). Neurons are highly specialized and polarized cells with processes that can reach a length of up to 1 meter in humans. Since the slow diffusion of ATP could limit their metabolic function, neurons meet their energy requirements by placing mitochondria near the site of demand. Accordingly, the appropriate regulation of transport and distribution of mitochondria is an essential component of the life and function of a neuron (32
). A clear understanding of the life cycle of mitochondria in postmitotic cells such as neurons is currently missing. The pattern of mitochondrial motility in axons includes bidirectional saltatory movement and prolonged stationary phases (32
). Mitochondria located very distal to the neural cell body could be required to endure for longer periods of time, and could be much less efficient in adapting to a lack of paraplegin through the recruitment of molecules involved in handling misfolded proteins or in upregulating expression of the respiratory chain components. Furthermore, regulation of mitochondrial morphology in neurons and in different regions of axons may also play a key role. Interestingly, the optic atrophy type I gene (OPA1
), the orthologue of the yeast MGM1
gene involved in regulating mitochondrial morphology, is mutated in a dominantly inherited optic atrophy (33
The appearance of structurally abnormal mitochondria in affected axons of paraplegin-deficient mice is followed in time by segmental swelling due to accumulation of neurofilaments and organelles. This finding strongly suggests impairment of anterograde axonal transport. Axonal transport is an energy-dependent process that is especially crucial to the long axons affected in HSP, which transport molecules and organelles assembled in the neuronal cell body across long distances.

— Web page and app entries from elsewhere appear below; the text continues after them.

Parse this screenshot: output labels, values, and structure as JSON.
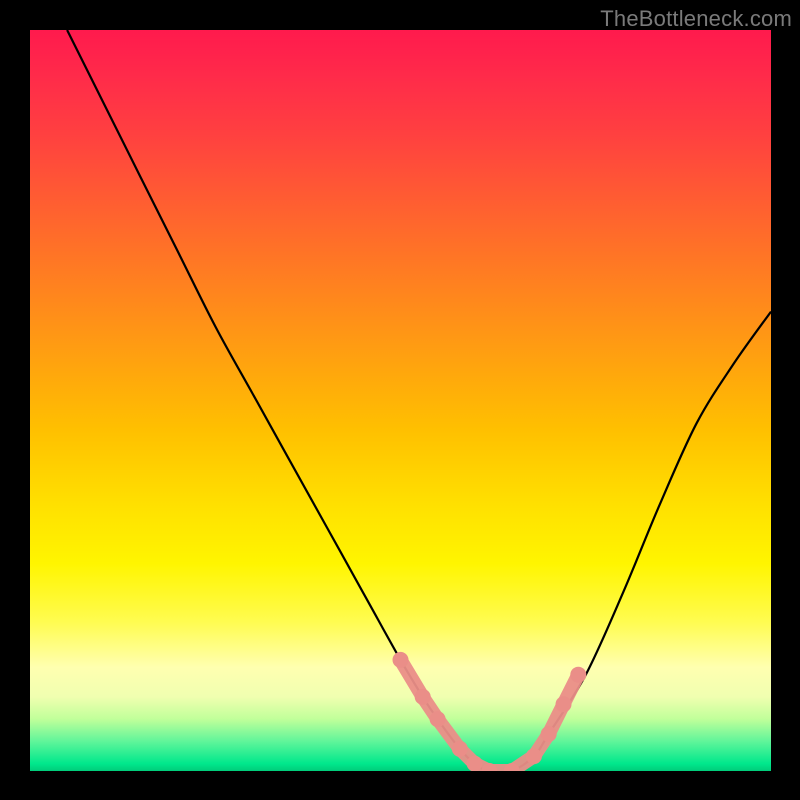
{
  "watermark": "TheBottleneck.com",
  "chart_data": {
    "type": "line",
    "title": "",
    "xlabel": "",
    "ylabel": "",
    "xlim": [
      0,
      100
    ],
    "ylim": [
      0,
      100
    ],
    "grid": false,
    "series": [
      {
        "name": "bottleneck-curve",
        "color": "#000000",
        "x": [
          5,
          10,
          15,
          20,
          25,
          30,
          35,
          40,
          45,
          50,
          53,
          55,
          58,
          60,
          62,
          65,
          68,
          70,
          75,
          80,
          85,
          90,
          95,
          100
        ],
        "values": [
          100,
          90,
          80,
          70,
          60,
          51,
          42,
          33,
          24,
          15,
          10,
          7,
          3,
          1,
          0,
          0,
          2,
          5,
          13,
          24,
          36,
          47,
          55,
          62
        ]
      }
    ],
    "markers": {
      "name": "highlight-dots",
      "color": "#ea8e88",
      "points": [
        {
          "x": 50,
          "y": 15
        },
        {
          "x": 53,
          "y": 10
        },
        {
          "x": 55,
          "y": 7
        },
        {
          "x": 58,
          "y": 3
        },
        {
          "x": 60,
          "y": 1
        },
        {
          "x": 62,
          "y": 0
        },
        {
          "x": 65,
          "y": 0
        },
        {
          "x": 68,
          "y": 2
        },
        {
          "x": 70,
          "y": 5
        },
        {
          "x": 72,
          "y": 9
        },
        {
          "x": 74,
          "y": 13
        }
      ]
    },
    "background_gradient": {
      "top": "#ff1a4d",
      "mid": "#ffe000",
      "bottom": "#00e88c"
    }
  }
}
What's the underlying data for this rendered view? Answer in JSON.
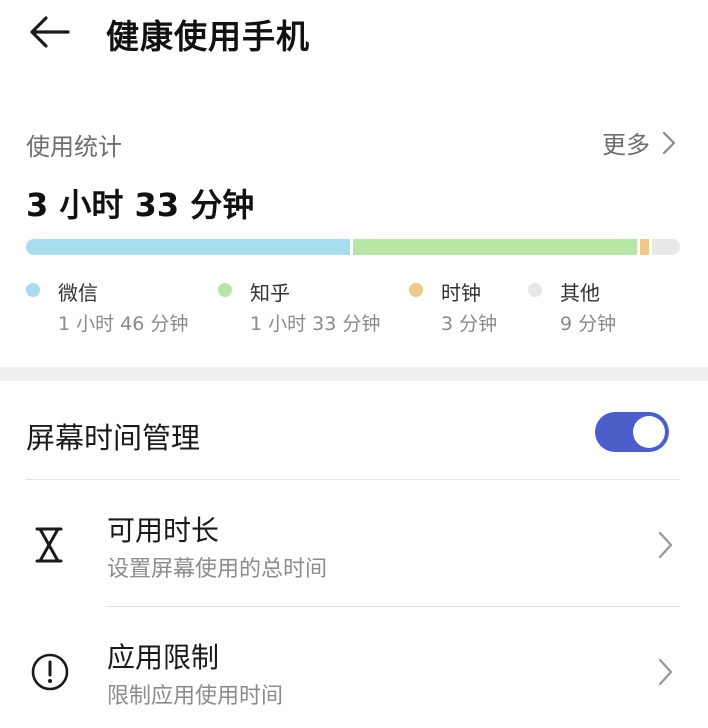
{
  "header": {
    "title": "健康使用手机",
    "back_icon": "arrow-left-icon"
  },
  "usage": {
    "section_label": "使用统计",
    "more_label": "更多",
    "total": "3 小时 33 分钟",
    "apps": [
      {
        "name": "微信",
        "time": "1 小时 46 分钟",
        "minutes": 106,
        "color": "#a9dbf1"
      },
      {
        "name": "知乎",
        "time": "1 小时 33 分钟",
        "minutes": 93,
        "color": "#b6e6a6"
      },
      {
        "name": "时钟",
        "time": "3 分钟",
        "minutes": 3,
        "color": "#f0c98a"
      },
      {
        "name": "其他",
        "time": "9 分钟",
        "minutes": 9,
        "color": "#e8e8e8"
      }
    ]
  },
  "settings": {
    "screen_time_label": "屏幕时间管理",
    "screen_time_enabled": true,
    "toggle_color": "#4b5ec9",
    "items": [
      {
        "title": "可用时长",
        "subtitle": "设置屏幕使用的总时间",
        "icon": "hourglass-icon"
      },
      {
        "title": "应用限制",
        "subtitle": "限制应用使用时间",
        "icon": "alert-circle-icon"
      }
    ]
  }
}
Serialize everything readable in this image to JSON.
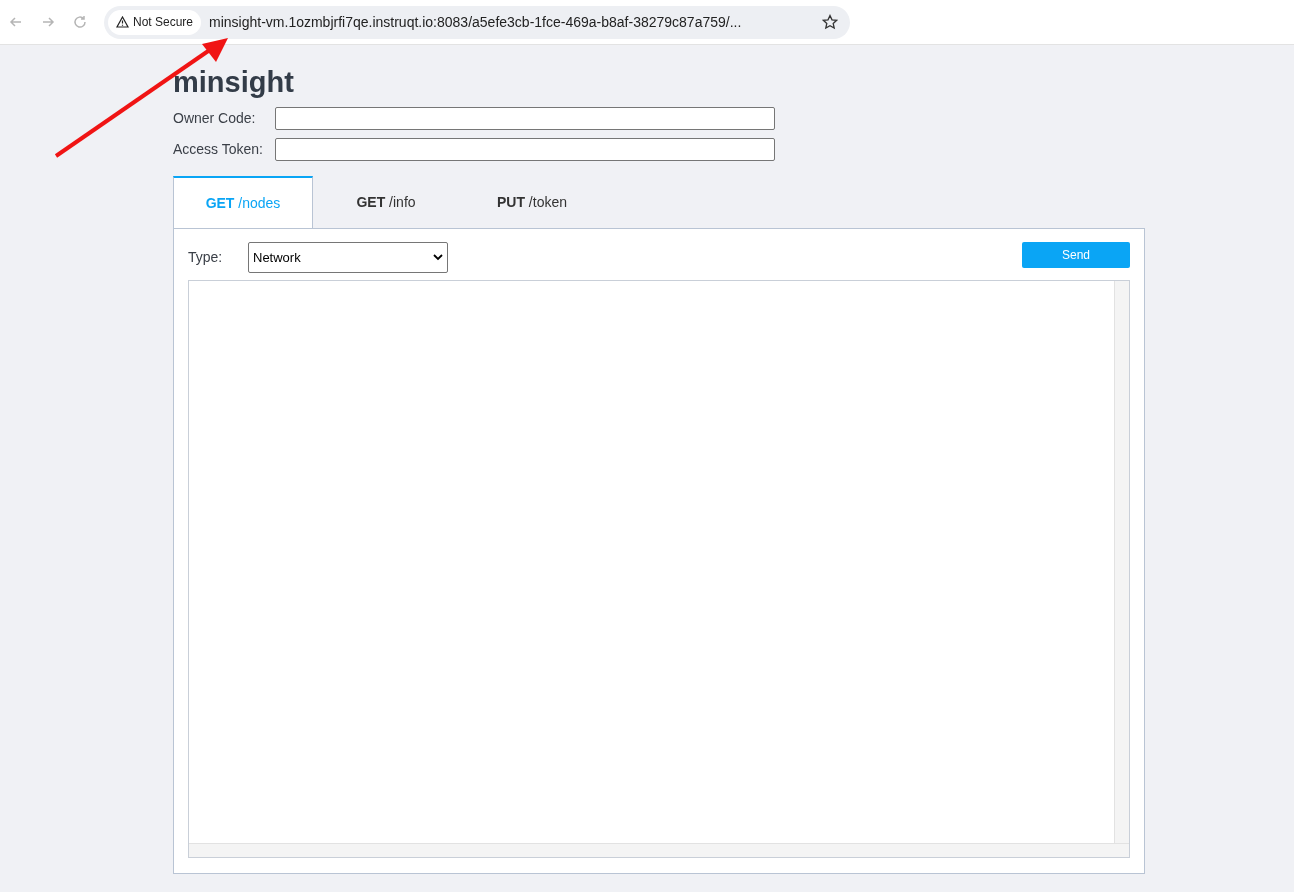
{
  "browser": {
    "security_label": "Not Secure",
    "url": "minsight-vm.1ozmbjrfi7qe.instruqt.io:8083/a5efe3cb-1fce-469a-b8af-38279c87a759/..."
  },
  "title": "minsight",
  "fields": [
    {
      "label": "Owner Code:"
    },
    {
      "label": "Access Token:"
    }
  ],
  "tabs": [
    {
      "label": "**GET** /nodes",
      "selected": true
    },
    {
      "label": "**GET** /info",
      "selected": false
    },
    {
      "label": "**PUT** /token",
      "selected": false
    }
  ],
  "panel": {
    "type_label": "Type:",
    "type_value": "Network",
    "send_button": "Send"
  }
}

Disorganization of the neurofilament network is a common hallmark of toxic neuropathies (36
) and of many neurodegenerative diseases, such as amyotrophic lateral sclerosis, giant axonal neuropathy, infantile spinal muscular atrophy, and axonal Charcot-Marie-Tooth disease (37
). Axonal inclusions of intermediate filaments have been proposed to “strangulate” the axon by a chronic deficit in transport, thus leading to neurodegeneration (43
). In fact, neurofilament accumulation itself may have a toxic effect by further affecting slow axonal transport (44
) and sequestering mitochondria and other organelles. Changes in neurofilament levels also perturb the dynamics and function of microtubules, which are key organelles of intracellular transport.
We found evidence that retrograde axonal transport is delayed in paraplegin-deficient mice. This defect was found only in symptomatic mice, suggesting that impairment of axonal transport is not a primary, but rather a secondary effect. However, impairment of retrograde transport could contribute significantly to the ultimate degeneration of axons by affecting the transport of mitochondria, the trafficking of endosomes, and the internalization of neurotrophic factors. Disruption of retrograde axonal transport has already been shown to cause progressive degeneration of motor neurons in both mice and humans (45
Aberrant cellular trafficking dynamics has been suggested to underlie several other forms of HSP, based on the predicted function of the genes involved (reviewed in ref. 25
). Although involvement of HSP genes in axonal transport is purely speculative in most cases, autosomal dominant HSP linked to chromosome 12q, SPG10
, is due to mutations in a kinesin heavy chain gene, KIF5A
). Furthermore, mice lacking proteolipid protein 1 (PLP1), the only other mouse model available for HSP, display axonal degeneration associated with the accumulation of neurofilaments, mitochondria, and other organelles (48
). These data, together with our findings in paraplegin-deficient mice, suggest that chronic reduction of axonal transport is a common pathway through which axons degenerate in many forms of HSP, prompting us to search for therapeutic agents that would ameliorate it, with the notion that a timely intervention may indeed be successful in preventing axonal degeneration.